Source(s): Jacob G Price
Twig girdlers are beetles that emerge from late September to October and girdle limbs from 6-18 mm in diameter. The cut encircles the twig and is seldom complete, leaving a jagged edge in the center upon breaking off. They also can remove large patches of bark while feeding. Preferred host trees are the pecan, hickory, persimmon, elms, and hackberry. If populations are high they attack oaks, and sometimes fruit trees.
Description: Cylindrical, longhorn beetle with grayish-brown body and a broad ash gray band across the elytra. Eggs are elongate to oval, 2.5 mm long, and white. Pupa are legless grubs that reach 16-25 mm at maturity.
Biology: In Autumn, females girdle branches to provide a suitable medium for larval growth. Females insert 3-8 eggs into the bark or slightly into the wood of each girdled twig. The eggs hatch in three weeks but grow little until spring. Larvae feed inside the twig and emerge in the fall. The adults live 6-10 weeks and females lay from 50- 200 eggs each.

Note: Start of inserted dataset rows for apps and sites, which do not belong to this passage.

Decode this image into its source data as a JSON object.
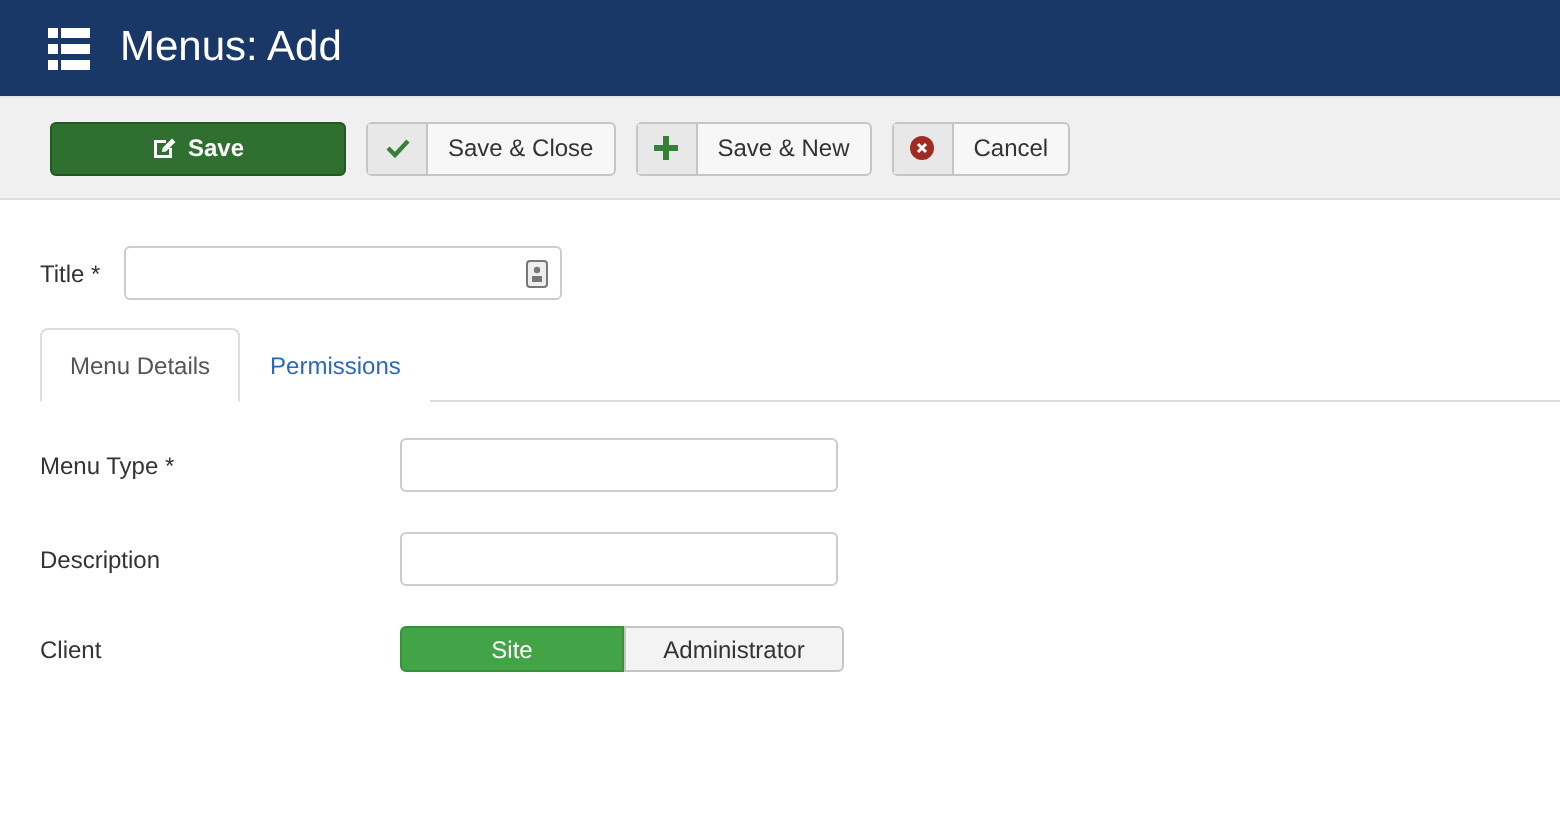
{
  "header": {
    "title": "Menus: Add"
  },
  "toolbar": [
    {
      "label": "Save",
      "kind": "save"
    },
    {
      "label": "Save & Close",
      "kind": "check"
    },
    {
      "label": "Save & New",
      "kind": "new"
    },
    {
      "label": "Cancel",
      "kind": "cancel"
    }
  ],
  "title_field": {
    "label": "Title *"
  },
  "tabs": [
    {
      "label": "Menu Details",
      "selected": true
    },
    {
      "label": "Permissions",
      "selected": false
    }
  ],
  "fields": [
    {
      "label": "Menu Type *",
      "kind": "input"
    },
    {
      "label": "Description",
      "kind": "input"
    },
    {
      "label": "Client",
      "kind": "toggle",
      "options": [
        {
          "label": "Site",
          "selected": true
        },
        {
          "label": "Administrator",
          "selected": false
        }
      ]
    }
  ]
}
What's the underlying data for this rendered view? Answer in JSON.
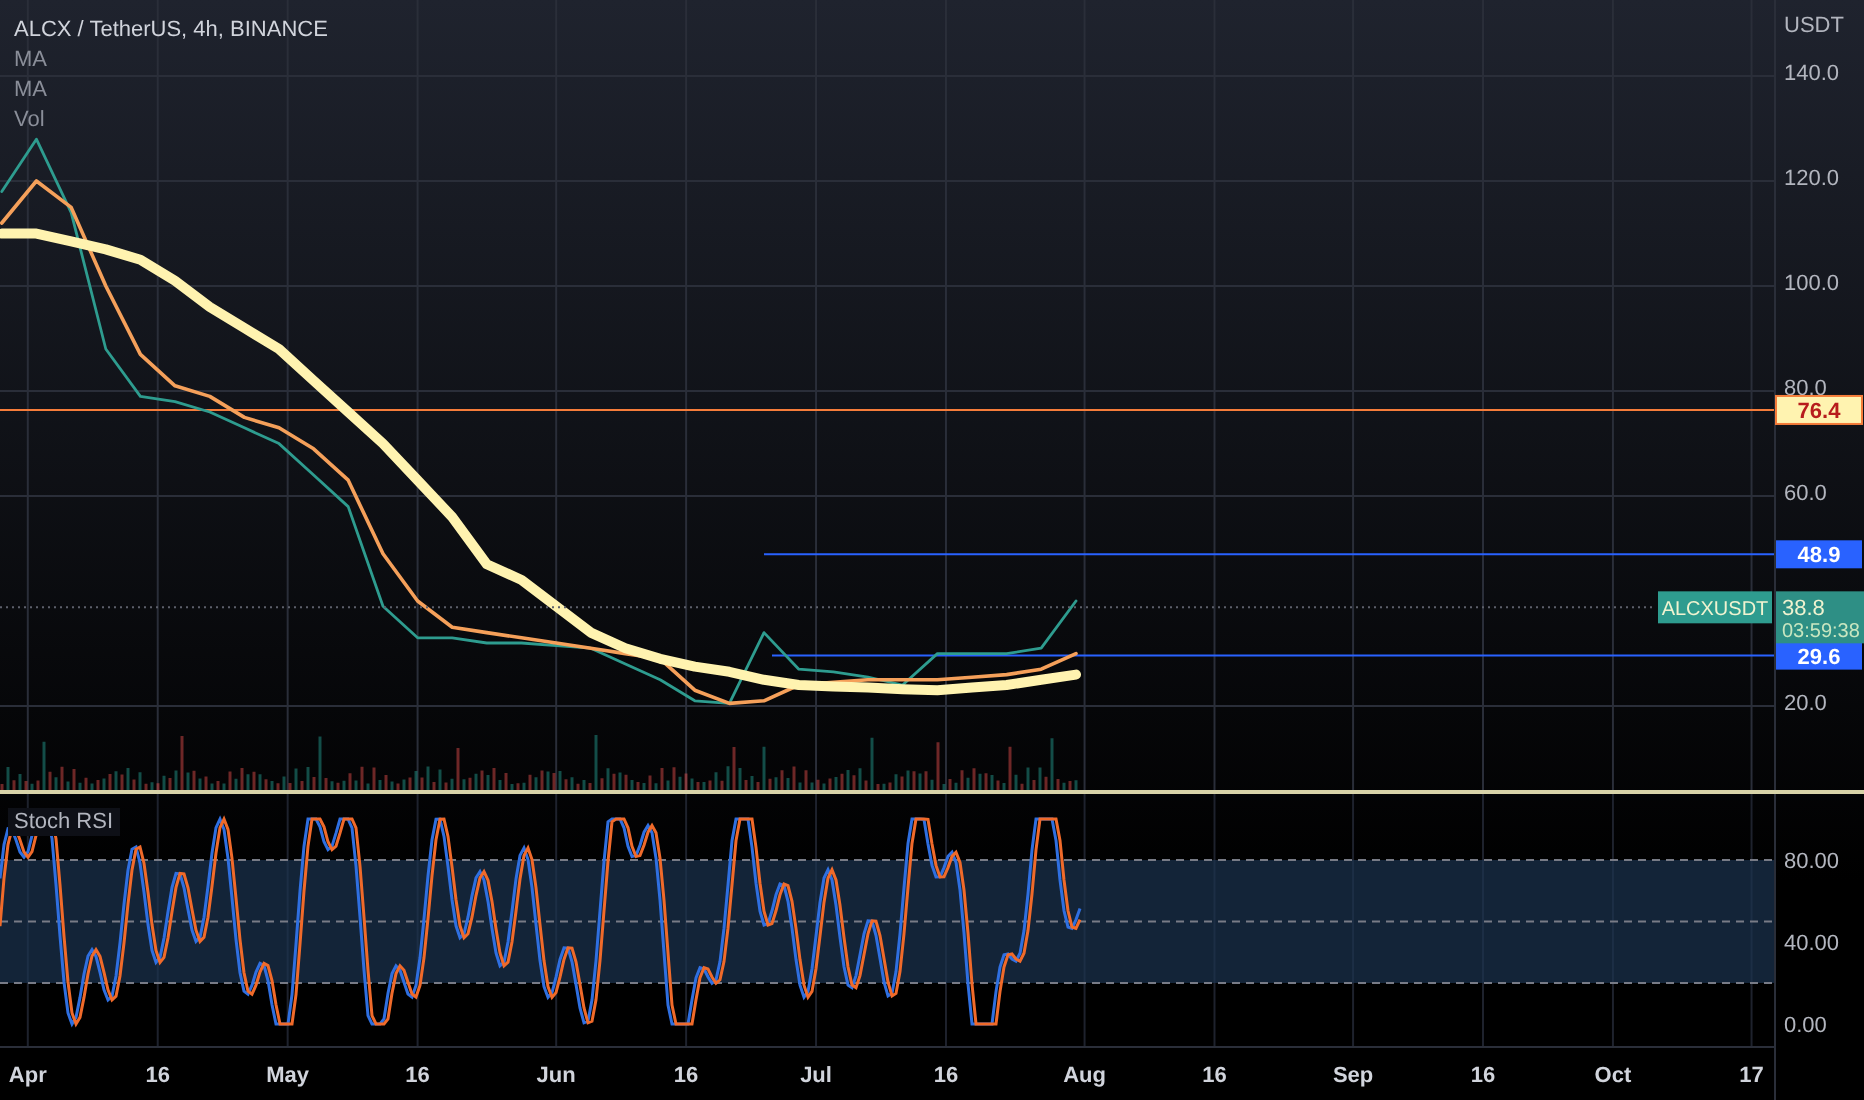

Control: Remove fallen twigs and stems from the ground and burn them to destroy the larvae. Imidacloprid will control certain borers. Although less effective, permethrins can be applied every three weeks as a barrier.
Center Publication Number: 72